A Q&A with Dr. Edith Bracho-Sanchez
Edith Bracho-Sanchez, MD is a pediatrician at NewYork-Presbyterian Hospital’s Broadway Practice, director of pediatric telemedicine for NYP’s Ambulatory Care Network, and an assistant professor of pediatrics at Columbia. Before joining the Department of Pediatrics last September she was the 2018-2019 Global Health and Media Fellow at Stanford University. Born in Caracas, Venezuela she came to the US at age 16, received her MD from NYU and completed her residency at The Children’s Hospital of Philadelphia. Dr. Bracho-Sanchez has appeared on NBC, PBS, NPR, and a number of other news outlets to provide expert commentary since the outbreak of COVID-19.
How is COVID-19 affecting the children and families you treat?
I think this is impacting some of us more than others, and I very much worry about our vulnerable families because they had a number of challenges before COVID-19. These are families who were already dealing with issues like food and housing insecurity, who were jumping through the many hoops of the immigration system, who work in the gig economy as Uber or Lyft drivers, for example, and who are now not able to work. We don’t have a good way to even grasp the potential magnitude of this for some of our families.
The only glimmer of hope that I have is that these families are so incredibly resilient and resourceful. They have faced incredible challenges before, and they always do whatever it takes to do the right thing for their children. So in that sense, I'm hopeful, but we can't fix problems based on hopes. Hope doesn't quite get us there. We do have to be thinking about the long term impacts of this.
What information do you give families who are anxious about COVID-19?
Every season I see kids with coughs and runny noses whose parents bring them in because they are concerned that their child may have the flu. And because I can tell whether their child has the flu or something else, I know what to tell my families, I know how to reassure them. What's happening with the new virus is completely unprecedented, and we as a medical community are still learning about it, so it's been difficult to provide the same kind of reassurance. But we're reminding parents that this is a respiratory virus, and some of the baseline respiratory virus guidance applies to this as well. Just like you know when to look for help when your child has the flu or a cold, those same things still apply. If something doesn't feel quite right, if your child is dehydrated or having trouble breathing, look for help.
How has COVID-19 spurred implementation of telemedicine at NYP and CUIMC?
Over the past several months we had been planning and very carefully and slowly thinking how we were going to roll out telemedicine, and we were just beginning the roll-out in pediatrics when COVID-19 hit. So the transition is now on quite a fast track. We’re continuing to provide high quality care, but using a modality of care that most of my colleagues were not familiar with just a week or two ago.
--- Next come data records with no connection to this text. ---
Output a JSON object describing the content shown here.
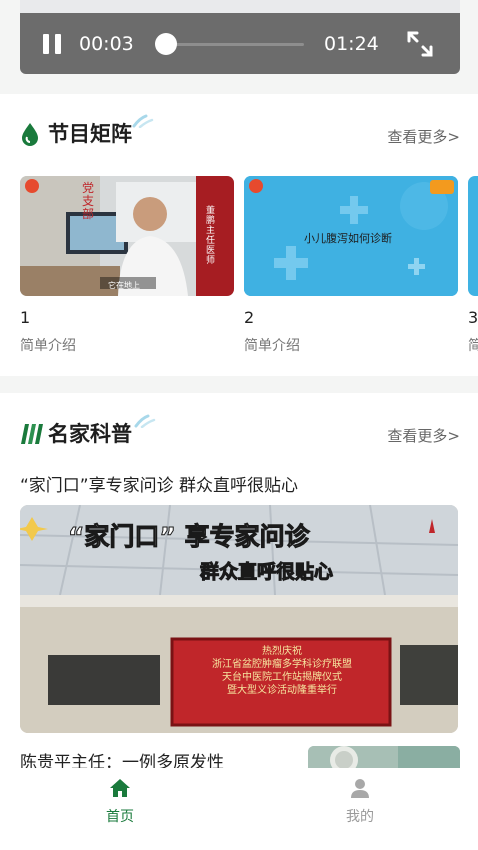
{
  "player": {
    "current_time": "00:03",
    "total_time": "01:24",
    "progress": 0.04
  },
  "program_section": {
    "title": "节目矩阵",
    "more": "查看更多>",
    "items": [
      {
        "num": "1",
        "desc": "简单介绍",
        "overlay_left": "党\n支\n部",
        "name_card": "董鹏 主任医师",
        "caption": "它在地上"
      },
      {
        "num": "2",
        "desc": "简单介绍",
        "overlay": "小儿腹泻如何诊断"
      },
      {
        "num": "3",
        "desc": "简单介绍"
      }
    ]
  },
  "expert_section": {
    "title": "名家科普",
    "more": "查看更多>",
    "article1": {
      "title": "“家门口”享专家问诊 群众直呼很贴心",
      "image_headline_1": "“家门口” 享专家问诊",
      "image_headline_2": "群众直呼很贴心",
      "banner_lines": [
        "热烈庆祝",
        "浙江省盆腔肿瘤多学科诊疗联盟",
        "天台中医院工作站揭牌仪式",
        "暨大型义诊活动隆重举行"
      ]
    },
    "article2": {
      "title": "陈贵平主任：一例多原发性"
    }
  },
  "nav": {
    "home": "首页",
    "mine": "我的",
    "active_color": "#1a7a3c",
    "inactive_color": "#9a9a9a"
  },
  "colors": {
    "accent": "#1a7a3c",
    "ribbon_red": "#a61d22",
    "banner_red": "#c0262a"
  }
}
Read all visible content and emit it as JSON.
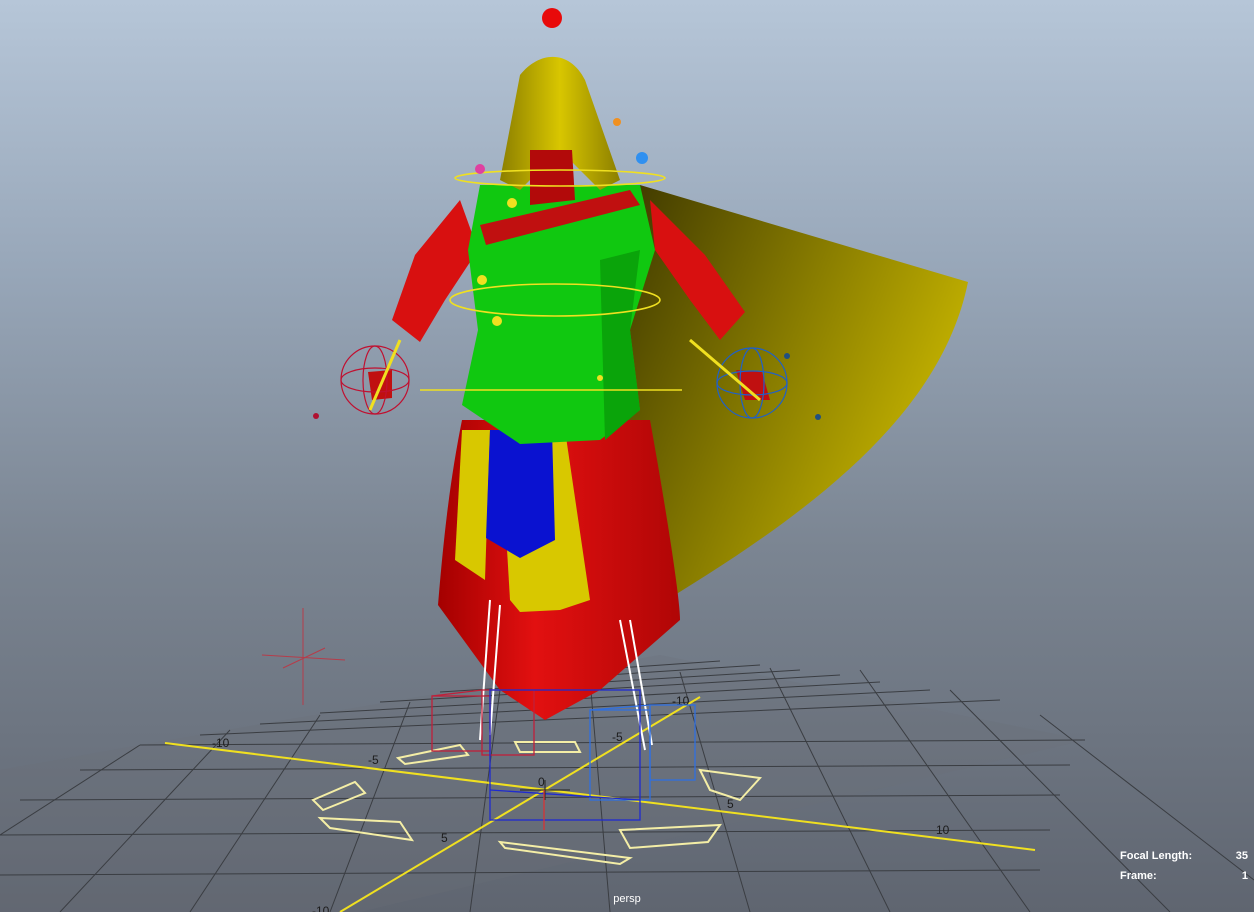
{
  "viewport": {
    "camera_name": "persp",
    "hud": {
      "focal_length_label": "Focal Length:",
      "focal_length_value": "35",
      "frame_label": "Frame:",
      "frame_value": "1"
    },
    "grid_labels": {
      "neg10_a": "-10",
      "neg5_a": "-5",
      "zero": "0",
      "five_a": "5",
      "ten_a": "10",
      "neg10_b": "-10",
      "neg5_b": "-5",
      "five_b": "5",
      "neg10_c": "-10"
    }
  },
  "colors": {
    "robe_red": "#e01010",
    "tunic_green": "#10c810",
    "hood_cape_yellow": "#d2c200",
    "sash_blue": "#0a12d0",
    "skirt_yellow": "#d8c800",
    "grid_axis_yellow": "#f0e020",
    "left_control_red": "#d8203a",
    "right_control_blue": "#3080e0"
  }
}
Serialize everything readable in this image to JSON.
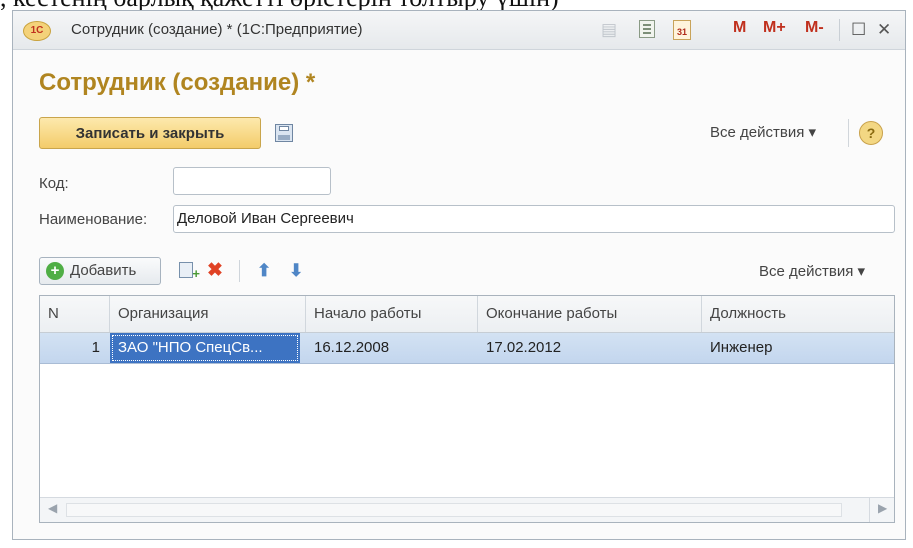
{
  "top_caption": ", кестенің барлық қажетті өрістерін толтыру үшін)",
  "window": {
    "title": "Сотрудник (создание) * (1С:Предприятие)",
    "logo_text": "1С",
    "toolbar": {
      "m_label": "M",
      "mplus_label": "M+",
      "mminus_label": "M-",
      "calendar_text": "31",
      "maximize_glyph": "☐",
      "close_glyph": "✕"
    }
  },
  "form": {
    "title": "Сотрудник (создание) *",
    "save_close_label": "Записать и закрыть",
    "all_actions_label": "Все действия ▾",
    "help_glyph": "?",
    "code_label": "Код:",
    "code_value": "",
    "name_label": "Наименование:",
    "name_value": "Деловой Иван Сергеевич"
  },
  "table_toolbar": {
    "add_label": "Добавить",
    "all_actions_label": "Все действия ▾"
  },
  "table": {
    "columns": [
      "N",
      "Организация",
      "Начало работы",
      "Окончание работы",
      "Должность"
    ],
    "rows": [
      {
        "n": "1",
        "org": "ЗАО \"НПО СпецСв...",
        "start": "16.12.2008",
        "end": "17.02.2012",
        "position": "Инженер"
      }
    ]
  },
  "icons": {
    "toolbar": [
      "document-icon",
      "calculator-icon",
      "calendar-icon",
      "maximize-icon",
      "close-icon"
    ],
    "form": [
      "save-floppy-icon",
      "help-icon",
      "add-icon",
      "copy-icon",
      "delete-icon",
      "move-up-icon",
      "move-down-icon"
    ]
  },
  "colors": {
    "title_accent": "#b08520",
    "primary_button": "#f3cc6a",
    "selection_row": "#c3d6ee",
    "selection_cell": "#3d73c2",
    "delete": "#e04224",
    "arrows": "#4f86c6",
    "add": "#4fae45"
  }
}
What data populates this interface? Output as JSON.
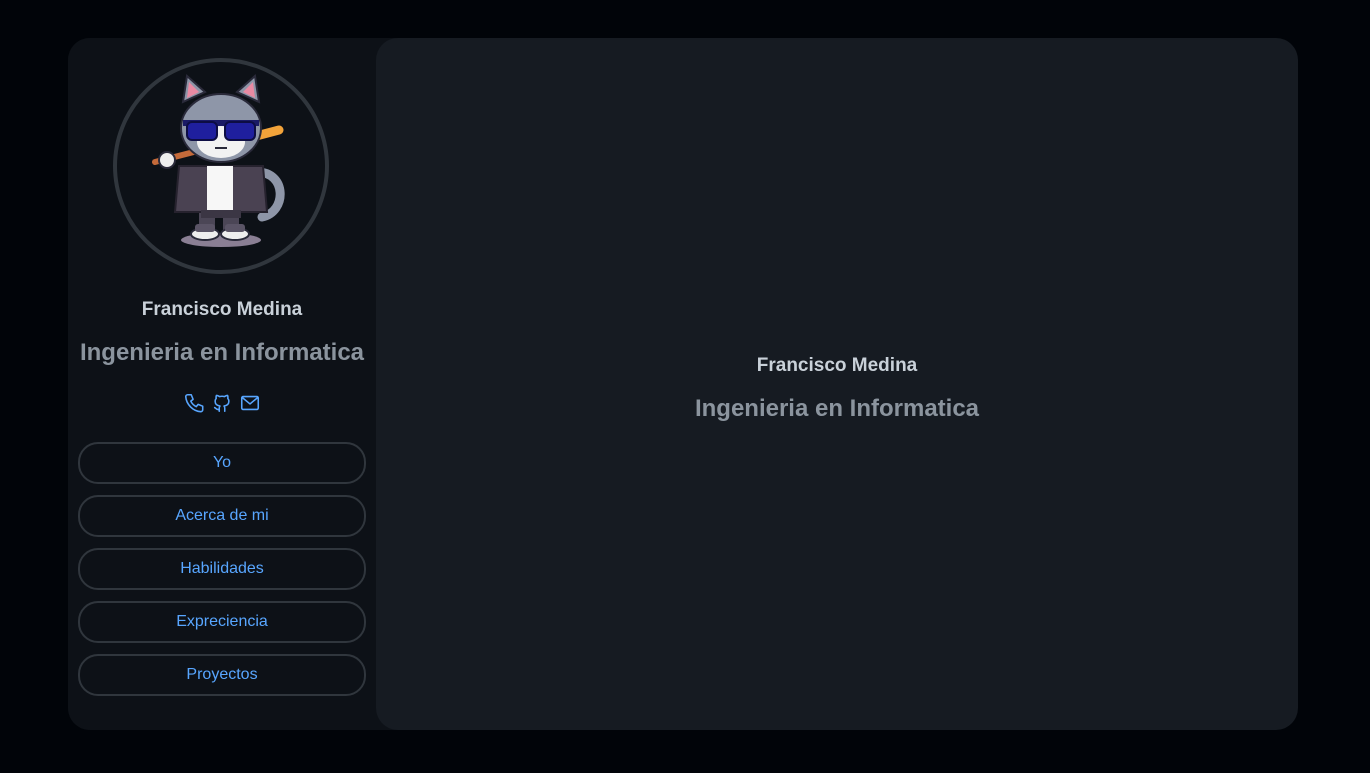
{
  "profile": {
    "name": "Francisco Medina",
    "title": "Ingenieria en Informatica",
    "avatar_icon": "cat-with-sunglasses-avatar"
  },
  "contacts": [
    {
      "icon": "phone-icon"
    },
    {
      "icon": "github-icon"
    },
    {
      "icon": "mail-icon"
    }
  ],
  "nav": {
    "items": [
      {
        "label": "Yo"
      },
      {
        "label": "Acerca de mi"
      },
      {
        "label": "Habilidades"
      },
      {
        "label": "Expreciencia"
      },
      {
        "label": "Proyectos"
      }
    ]
  },
  "main": {
    "name": "Francisco Medina",
    "title": "Ingenieria en Informatica"
  },
  "colors": {
    "page_bg": "#010409",
    "sidebar_bg": "#0d1117",
    "main_bg": "#161b22",
    "accent": "#58a6ff",
    "text_primary": "#c9d1d9",
    "text_secondary": "#8b949e",
    "border": "#30363d"
  }
}
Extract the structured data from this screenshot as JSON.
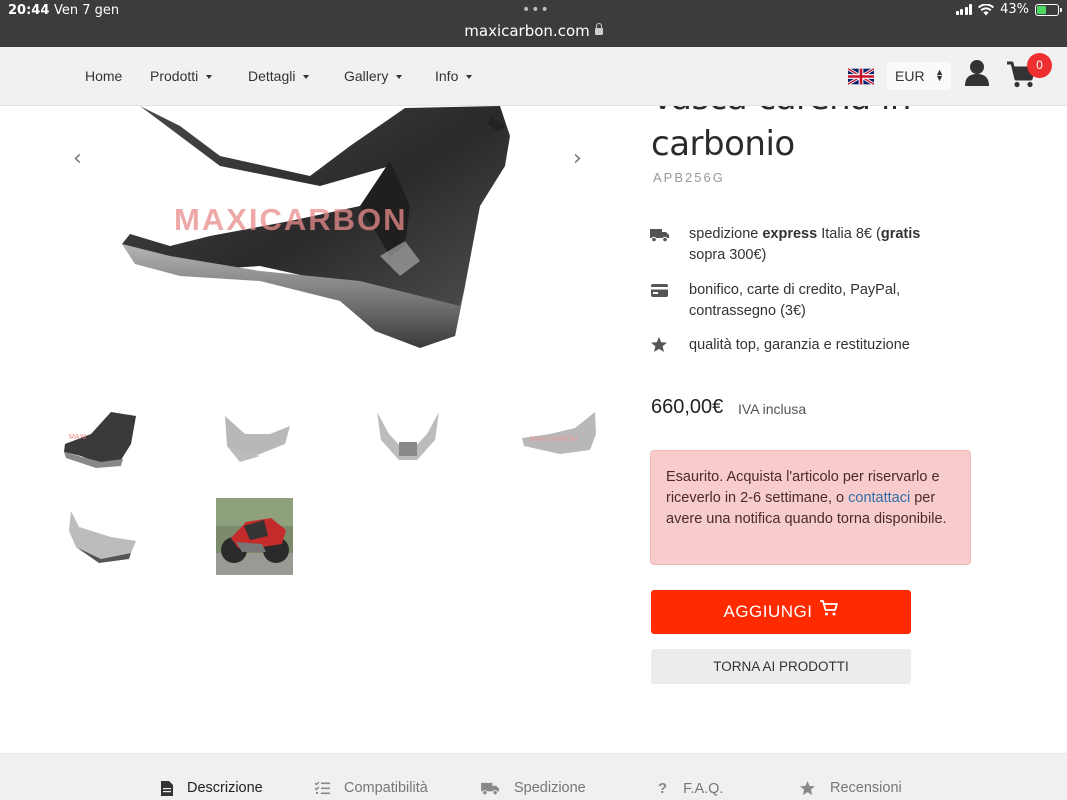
{
  "status_bar": {
    "time": "20:44",
    "date": "Ven 7 gen",
    "url": "maxicarbon.com",
    "battery": "43%"
  },
  "nav": {
    "items": [
      {
        "label": "Home"
      },
      {
        "label": "Prodotti"
      },
      {
        "label": "Dettagli"
      },
      {
        "label": "Gallery"
      },
      {
        "label": "Info"
      }
    ],
    "currency": "EUR",
    "cart_count": "0"
  },
  "product": {
    "title_line1": "Vasca carena in",
    "title_line2": "carbonio",
    "sku": "APB256G",
    "watermark": "MAXICARBON",
    "features": {
      "shipping_pre": "spedizione ",
      "shipping_bold": "express",
      "shipping_mid": " Italia 8€ (",
      "shipping_bold2": "gratis",
      "shipping_post": " sopra 300€)",
      "payment": "bonifico, carte di credito, PayPal, contrassegno (3€)",
      "quality": "qualità top, garanzia e restituzione"
    },
    "price": "660,00€",
    "price_note": "IVA inclusa",
    "alert_pre": "Esaurito. Acquista l'articolo per riservarlo e riceverlo in 2-6 settimane, o ",
    "alert_link": "contattaci",
    "alert_post": " per avere una notifica quando torna disponibile.",
    "add_button": "AGGIUNGI",
    "back_button": "TORNA AI PRODOTTI"
  },
  "tabs": [
    {
      "label": "Descrizione"
    },
    {
      "label": "Compatibilità"
    },
    {
      "label": "Spedizione"
    },
    {
      "label": "F.A.Q."
    },
    {
      "label": "Recensioni"
    }
  ],
  "colors": {
    "accent": "#ff2a00",
    "badge": "#ee2f2f",
    "alert_bg": "#f8cccc",
    "link": "#2f6ea8"
  }
}
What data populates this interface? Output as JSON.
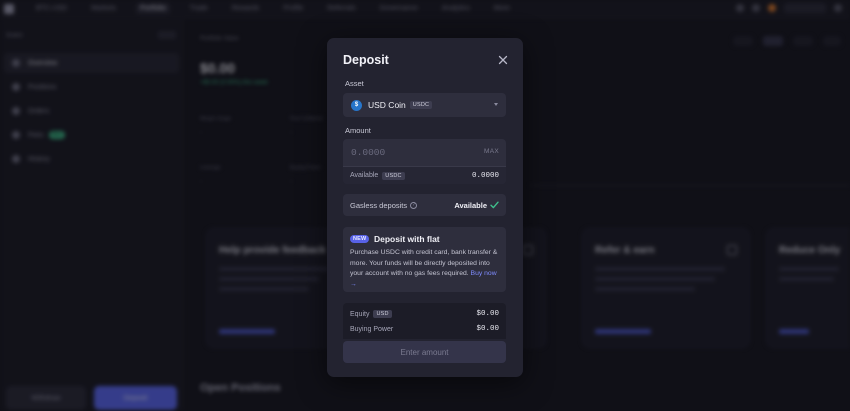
{
  "background": {
    "nav": [
      "BTC-USD",
      "Markets",
      "Portfolio",
      "Trade",
      "Rewards",
      "Profile",
      "Referrals",
      "Governance",
      "Analytics",
      "More"
    ],
    "sidebar": {
      "header": "Wallet",
      "items": [
        {
          "label": "Overview",
          "icon": "grid-icon"
        },
        {
          "label": "Positions",
          "icon": "position-icon"
        },
        {
          "label": "Orders",
          "icon": "orders-icon"
        },
        {
          "label": "Fees",
          "icon": "fees-icon",
          "badge": "New"
        },
        {
          "label": "History",
          "icon": "history-icon"
        }
      ],
      "withdraw_label": "Withdraw",
      "deposit_label": "Deposit"
    },
    "main": {
      "header": "Portfolio Value",
      "balance": "$0.00",
      "change": "+$0.00 (0.00%) this week",
      "stats": [
        "Margin Usage",
        "Free Collateral",
        "Leverage",
        "Buying Power"
      ],
      "cards": [
        {
          "title": "Help provide feedback"
        },
        {
          "title": "Refer & earn"
        },
        {
          "title": "Reduce Only"
        }
      ],
      "open_positions": "Open Positions"
    }
  },
  "modal": {
    "title": "Deposit",
    "close_icon": "close-icon",
    "asset_label": "Asset",
    "asset": {
      "name": "USD Coin",
      "ticker": "USDC",
      "icon": "usdc-coin-icon",
      "icon_letter": "$"
    },
    "amount_label": "Amount",
    "amount_placeholder": "0.0000",
    "max_label": "MAX",
    "available_label": "Available",
    "available_ticker": "USDC",
    "available_value": "0.0000",
    "gasless_label": "Gasless deposits",
    "gasless_status": "Available",
    "fiat": {
      "badge": "NEW",
      "title": "Deposit with flat",
      "text": "Purchase USDC with credit card, bank transfer & more. Your funds will be directly deposited into your account with no gas fees required.",
      "link": "Buy now →"
    },
    "summary": [
      {
        "label": "Equity",
        "tag": "USD",
        "value": "$0.00"
      },
      {
        "label": "Buying Power",
        "tag": "",
        "value": "$0.00"
      }
    ],
    "submit_label": "Enter amount"
  },
  "colors": {
    "accent": "#5862e8",
    "success": "#3fbf8c",
    "usdc": "#2775ca",
    "modal_bg": "#232330"
  }
}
And I have to say that I am amazed and very, very reassured by my colleagues' attitude and ability to do what's right for patients and quickly take up new technology and to learn it fast. Even though there are a number of challenges when you scale something new so quickly to so many people, my colleagues, who are just incredible physicians, are continuing to provide high quality care through a modality that is new to them. ColumbiaDoctors, whose faculty members provide subspecialty care, is also rapidly transitioning to telemedicine.
When it comes to preventative care where vaccines are involved, we still have to bring in small babies, but we have stopped seeing kids above the age of one who don't need vaccines. We're hoping that in the next few weeks we can reassess and decide if we can start bringing them back. But for now we're converting everything to virtual visits The strategy: if we can keep you home because you don't need vaccines, we’ll try to see you via telemedicine and avoid potential exposure and spread of the virus Eventually we're going to have to bring kids in and do school forms and physical exams, but not right now.
You’ve appeared in several major media outlets providing guidance on COVID-19 – how did that come about?
I started doing public service announcements with the American Academy of Pediatrics when I was a resident physician, and since then I worked full time at news organizations including ABC and CNN where I had practice going on air, in addition to the training in journalism I received at Stanford. While I was on staff for those outlets I often contacted CUIMC’s media relations team to request interviews with Columbia experts, so I had worked with the media relations team here before. Because I’ve been on both ends, the interviewer and the interviewee, I am very aware of the amount of preparation that goes into a media appearance, and when I'm called on to speak on a topic I show up incredibly prepared. I have read everything I can possibly read on the topic to complement my experience as a physician on the ground, because I know that when you're providing guidance to the public, there's a responsibility to find a balance between explaining the science—especially in a situation like this—and relaying the appropriate level of concern without being alarmist.